Trini was born Trinidad López III in
Dallas on May 15, 1937. Before becoming famous, the Mexican-American singer/guitarist established his "chops" and reputation
on the club circuit of the southwest.
He was "discovered" by Don Costa, record
producer, while playing at the PJ Club in Hollywood. Costa liked Lopez's latinized renditions of contemporary hits
and signed him up to Frank Sinatra's Reprise Records.
Trini's debut album, Trini Lopez Live
at PJ's, was released in 1963. The album included Lopez's most famous song, "If I Had A Hammer" (#3,
1 week- Top 40, 11, first charted August 10, 1963), which reached #1 in 25 other countries. While nowhere on a Top Anything
Chart, it remains recognizable and popular, today.
Trini then recorded covers of other popular
songs, including "Kansas City" (12/63), "Lemon Tree" (02/65), "I'm Coming Home Cindy"
(05/66). All made it to the Top 40, ranking #23, #20, #39, respectively.
During the 60s & 70s, Lopez got into acting though
his film career was nothing compared to his music which he continued within his Latin music genre.
In 2003, Trini was inducted into the International
Latin Music Hall of Fame.
Lopez has been involved with charity
work and has received many honors.

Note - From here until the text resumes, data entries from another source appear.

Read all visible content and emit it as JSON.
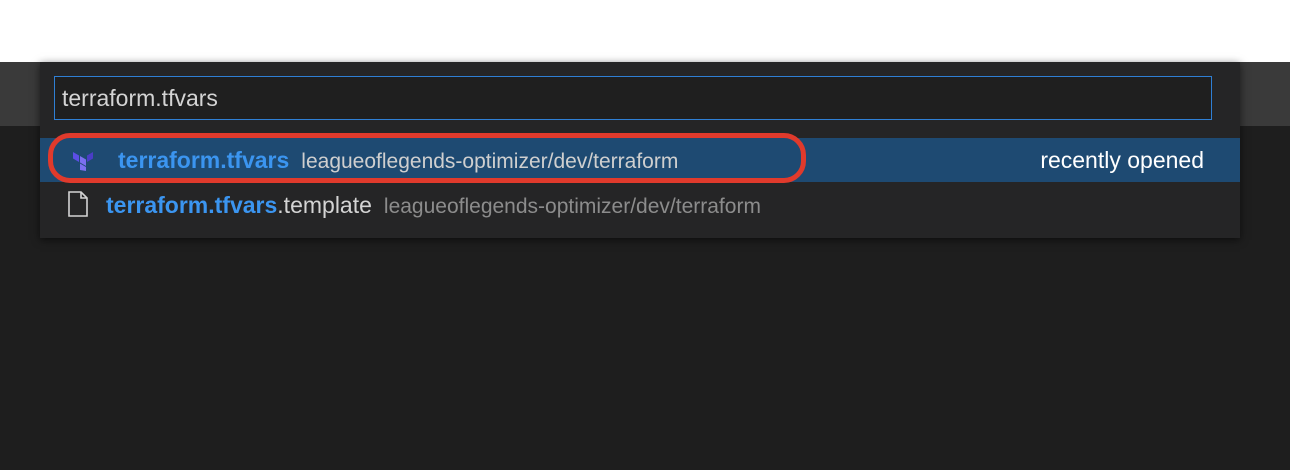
{
  "colors": {
    "accent": "#2f7fd4",
    "match_highlight": "#3b95f0",
    "selected_row": "#1e4a72",
    "annotation": "#e03a2c"
  },
  "quick_open": {
    "search_value": "terraform.tfvars",
    "results": [
      {
        "icon": "terraform-icon",
        "name_match": "terraform.tfvars",
        "name_rest": "",
        "path": "leagueoflegends-optimizer/dev/terraform",
        "badge": "recently opened",
        "selected": true
      },
      {
        "icon": "file-icon",
        "name_match": "terraform.tfvars",
        "name_rest": ".template",
        "path": "leagueoflegends-optimizer/dev/terraform",
        "badge": "",
        "selected": false
      }
    ]
  }
}
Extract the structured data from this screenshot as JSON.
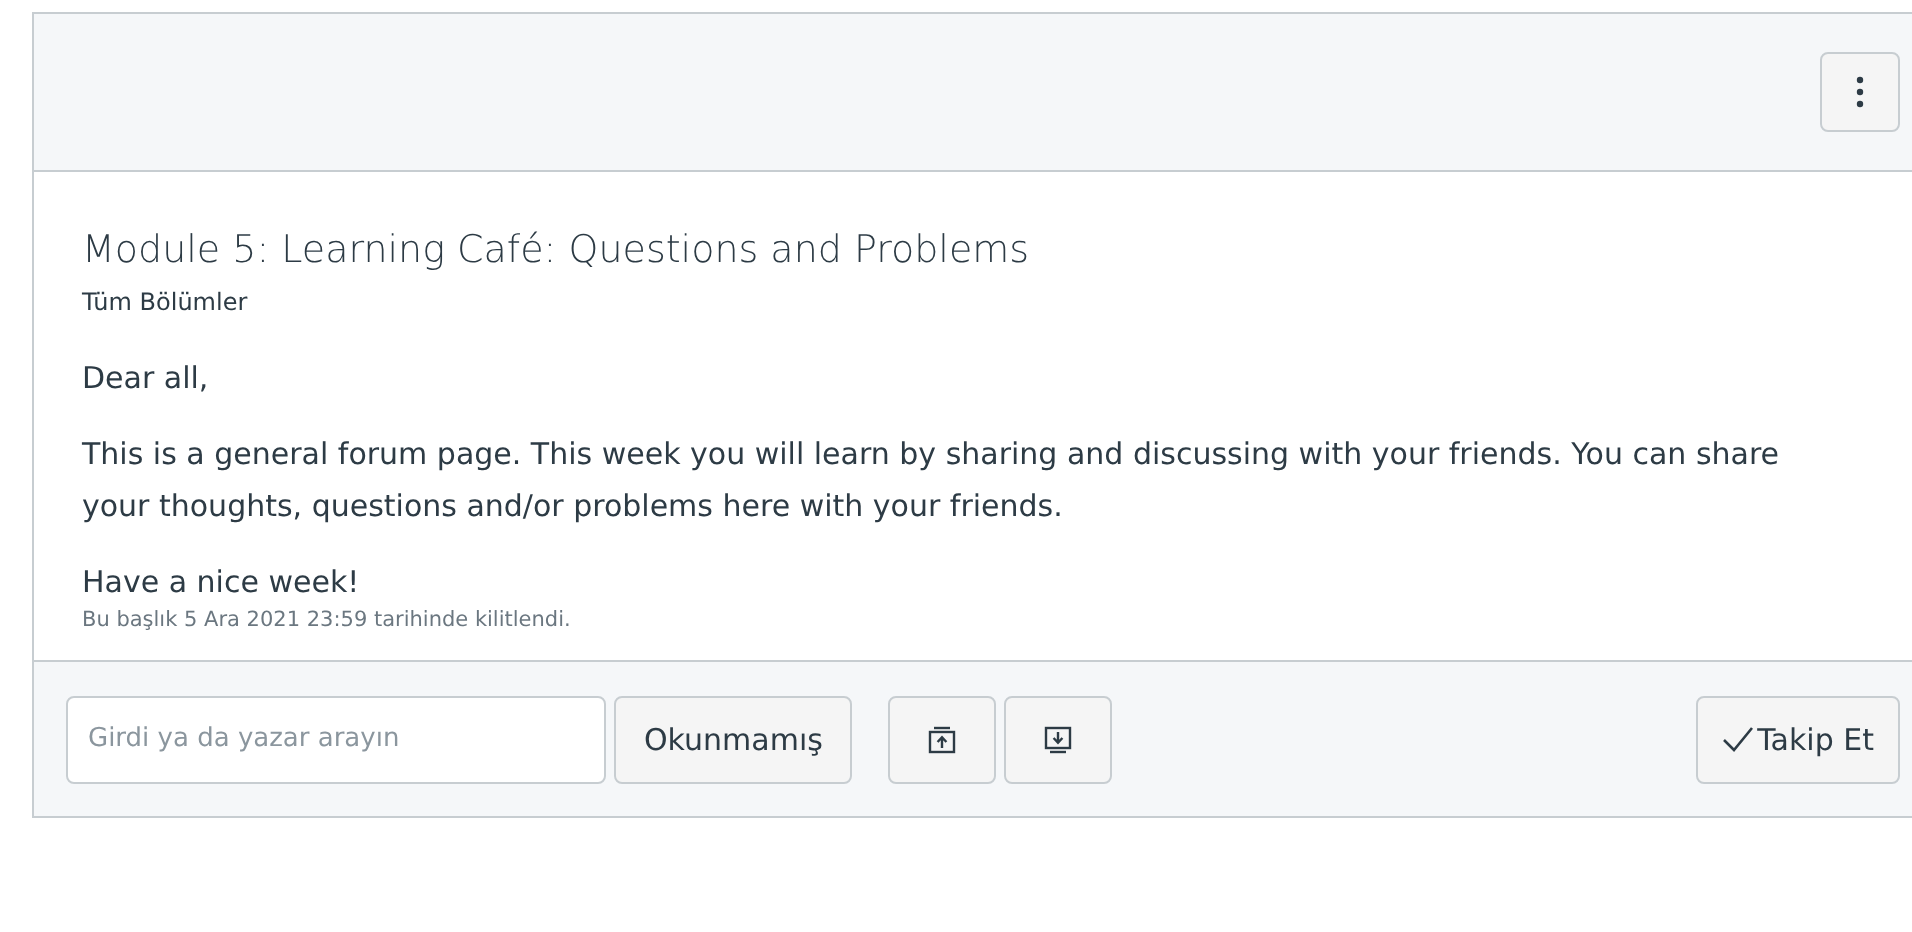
{
  "topic": {
    "title": "Module 5: Learning Café: Questions and Problems",
    "section": "Tüm Bölümler",
    "paragraphs": [
      "Dear all,",
      "This is a general forum page. This week you will learn by sharing and discussing with your friends. You can share your thoughts, questions and/or problems here with your friends.",
      "Have a nice week!"
    ],
    "lock_note": "Bu başlık 5 Ara 2021 23:59 tarihinde kilitlendi."
  },
  "toolbar": {
    "search": {
      "placeholder": "Girdi ya da yazar arayın"
    },
    "unread_button": "Okunmamış",
    "follow_button": "Takip Et"
  }
}
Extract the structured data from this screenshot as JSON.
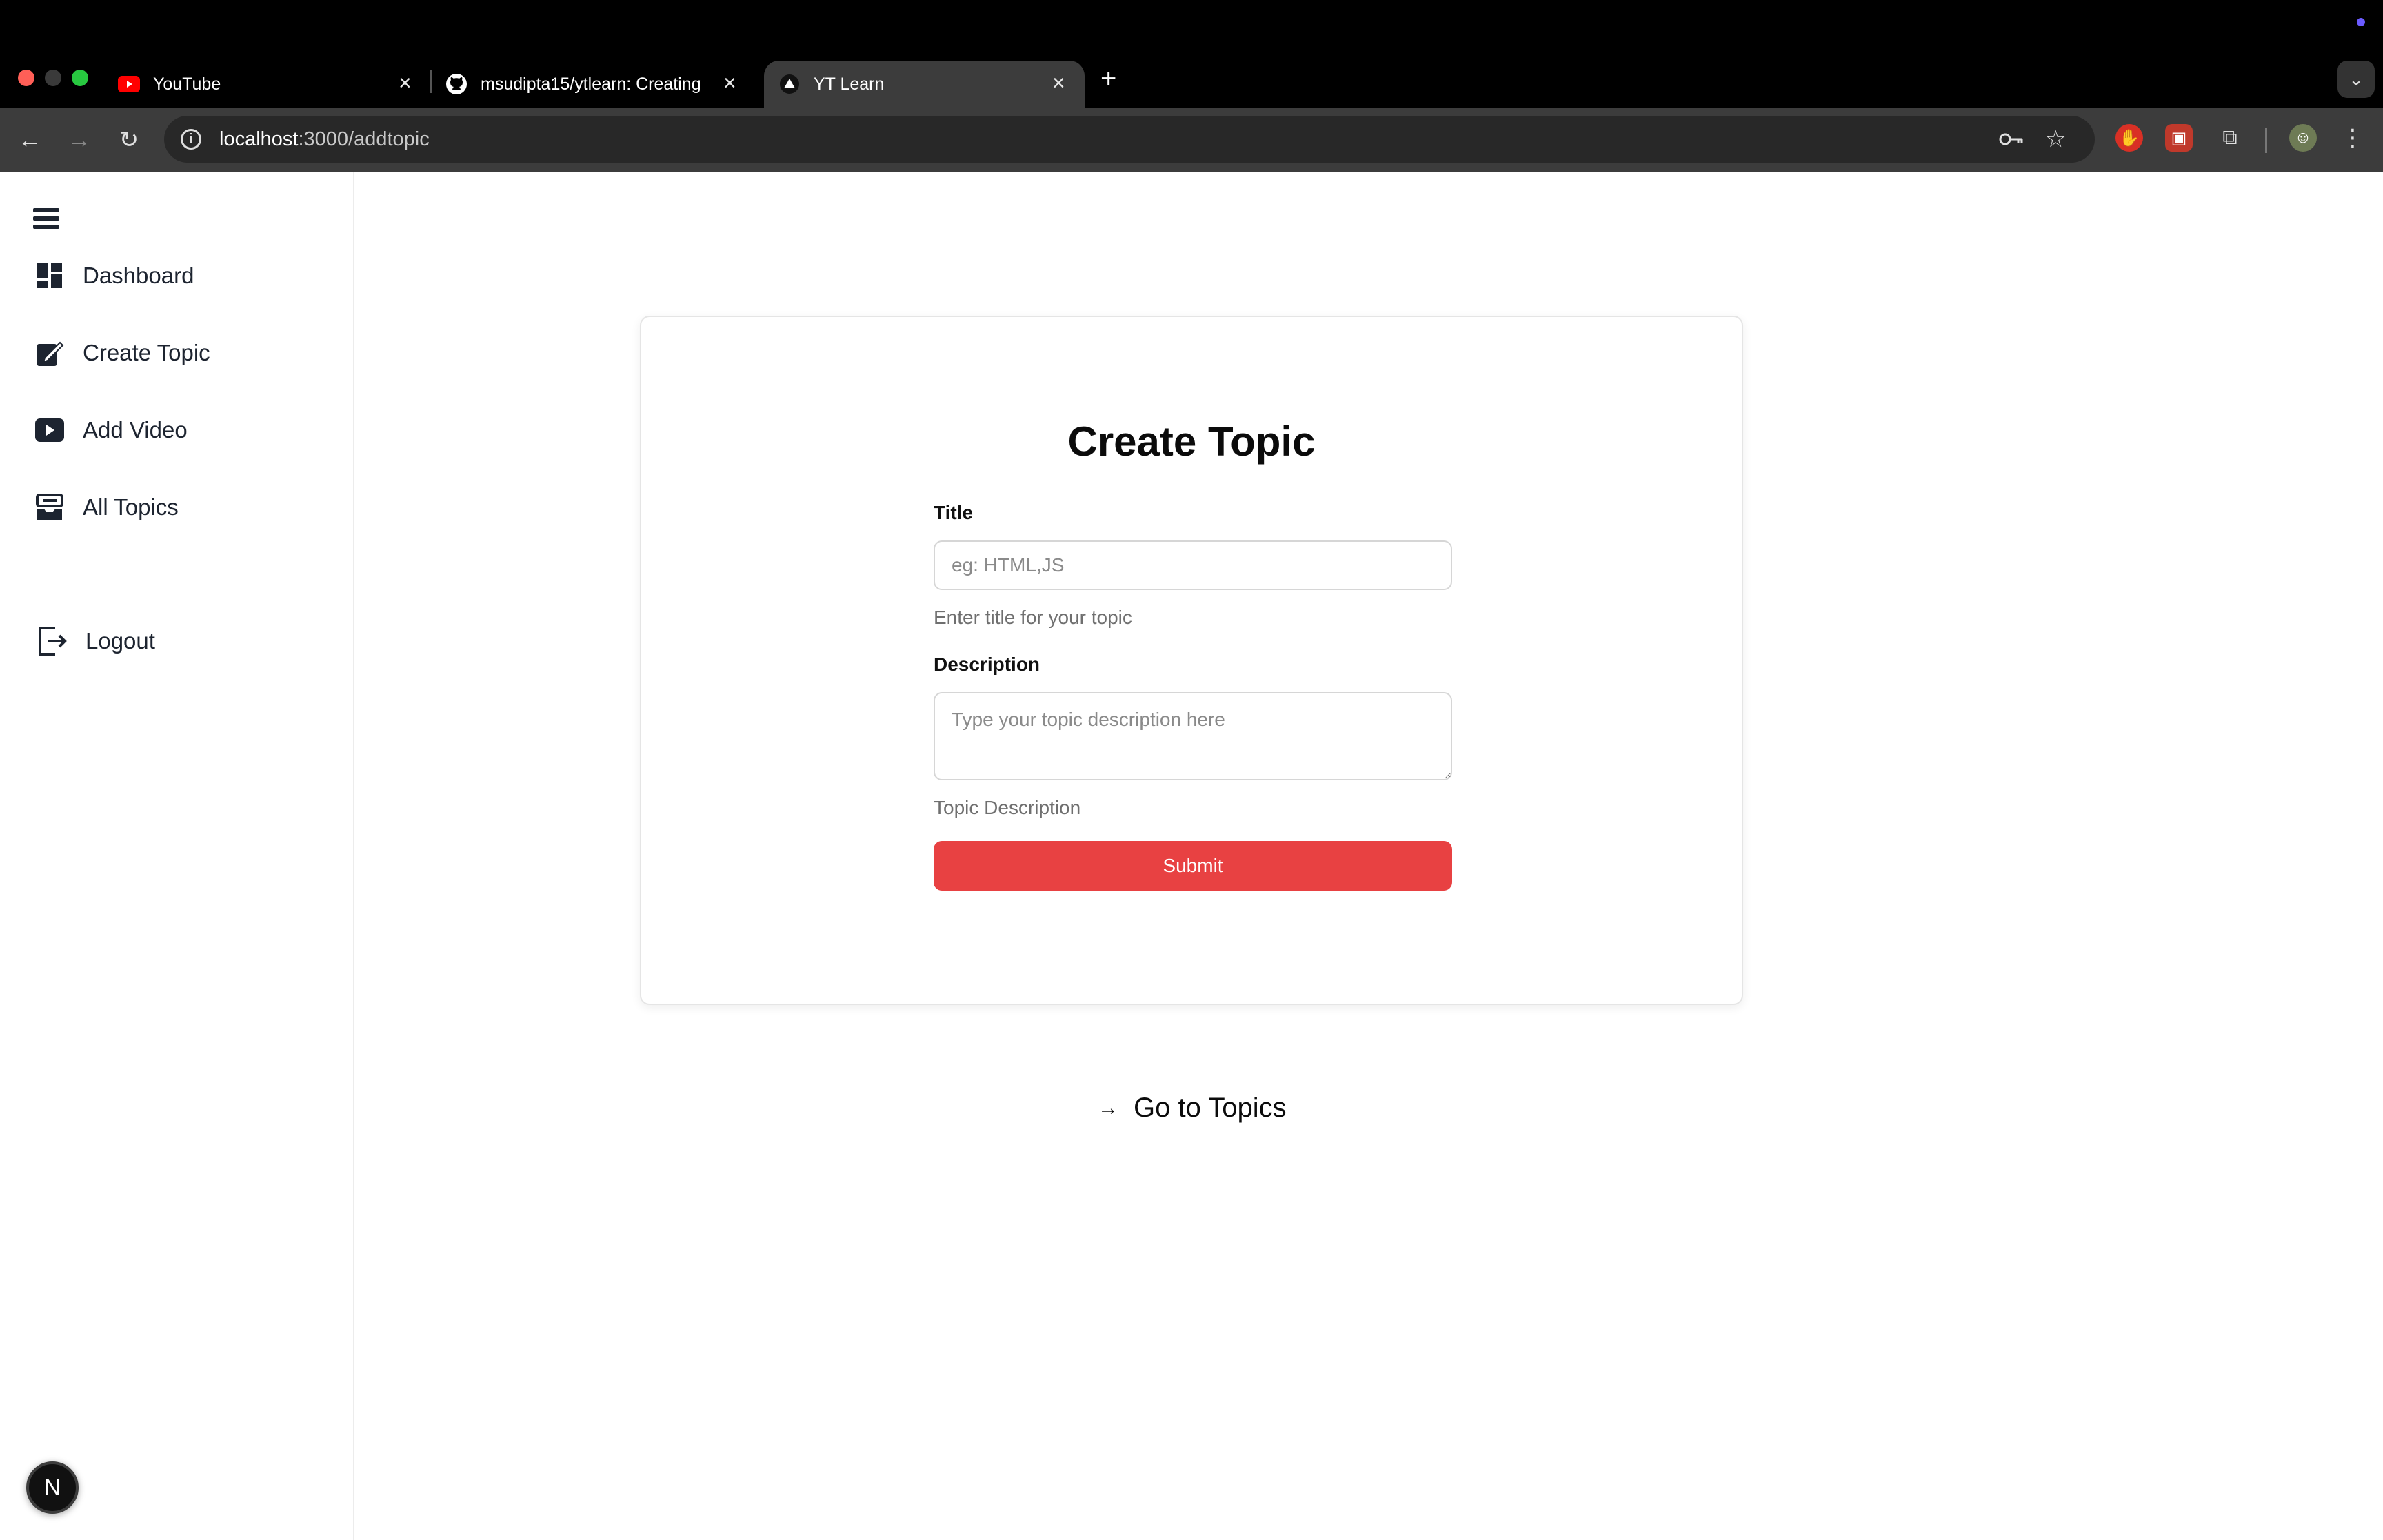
{
  "browser": {
    "tabs": [
      {
        "title": "YouTube",
        "icon": "youtube-icon"
      },
      {
        "title": "msudipta15/ytlearn: Creating",
        "icon": "github-icon"
      },
      {
        "title": "YT Learn",
        "icon": "triangle-icon",
        "active": true
      }
    ],
    "url_host": "localhost",
    "url_path": ":3000/addtopic"
  },
  "sidebar": {
    "items": [
      {
        "label": "Dashboard",
        "icon": "dashboard-icon"
      },
      {
        "label": "Create Topic",
        "icon": "edit-icon"
      },
      {
        "label": "Add Video",
        "icon": "video-icon"
      },
      {
        "label": "All Topics",
        "icon": "inbox-icon"
      },
      {
        "label": "Logout",
        "icon": "logout-icon"
      }
    ],
    "badge": "N"
  },
  "form": {
    "heading": "Create Topic",
    "title_label": "Title",
    "title_placeholder": "eg: HTML,JS",
    "title_hint": "Enter title for your topic",
    "description_label": "Description",
    "description_placeholder": "Type your topic description here",
    "description_hint": "Topic Description",
    "submit_label": "Submit"
  },
  "footer_link": {
    "label": "Go to Topics"
  },
  "colors": {
    "accent": "#e84142",
    "chrome_bg": "#3c3c3c"
  }
}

In 2004, he announced a new CD and performed in a benefit concert to raise money
for the victims of the Indian Ocean earthquake and tsunami.
The song, "You Are My Sunshine" to which you are listening
is from Trini's "Best Of" album to the right.
MAMAS & PAPAS
The Mamas and Papas were the epitomy of
the mid sixties "happening."... From their cobbled hippie countenance of different fashions, actions, and personalities to
their harmonies, enhanced by the unique timbre of their combined voices, they exuded the look, attitudes, and sound of the
times. As a musical group, under the aegis of Lou Adler, Dunhill Records, they forged a new, multi-layered sound --
often up to 16 tracks. Of course, this new technology, in effect, imprisoned them to be a studio group, for without mere lip-synching
to a recording, it was not possible back then to recreate the sound, "live."
The group was composed of Denny Doherty
(born 11/29/41), Cass Elliot (born 9/19/41, died 7/29/74), John Phillips (born 8/30/35, died 3/19/01), Michelle Phillips (born
4/6/44). Denny Doherty and Cass Elliot, "Mama Cass," were the real leads of the group. Though Michelle Phillips sang
soprano, she most often sang in harmony to Mama Cass' strong alto voice. John Phillips, was the leader, singer, and
principal composer of the songs. John and Michelle were married.
The group had a meteoric rise... but a
short orbit before crashing back to earth. They had it all.. not just in the United States, but worldwide. However, internally,
personalities, an inter-group extra marital romance, and other "substances" got in the way. Externally, this country
was also crashing from assinations to protests over the lingering Vietnam War that was consuming tens of thousand lives
even by 1968. The laid-back "California Dreamin," of which they once respresented and sung, was no longer.
Seemingly, everyone was marching for some cause and the colleges campuses were as electric.
Nonetheless, the Mamas and Papas' contribution
to music was AND REMAINS a phenominal milestone. On January 12, 1998, The Mamas and the Papas were
inducted into the Rock and Roll Hall of Fame at the thirteenth annual induction dinner. Shania Twain was their presenter.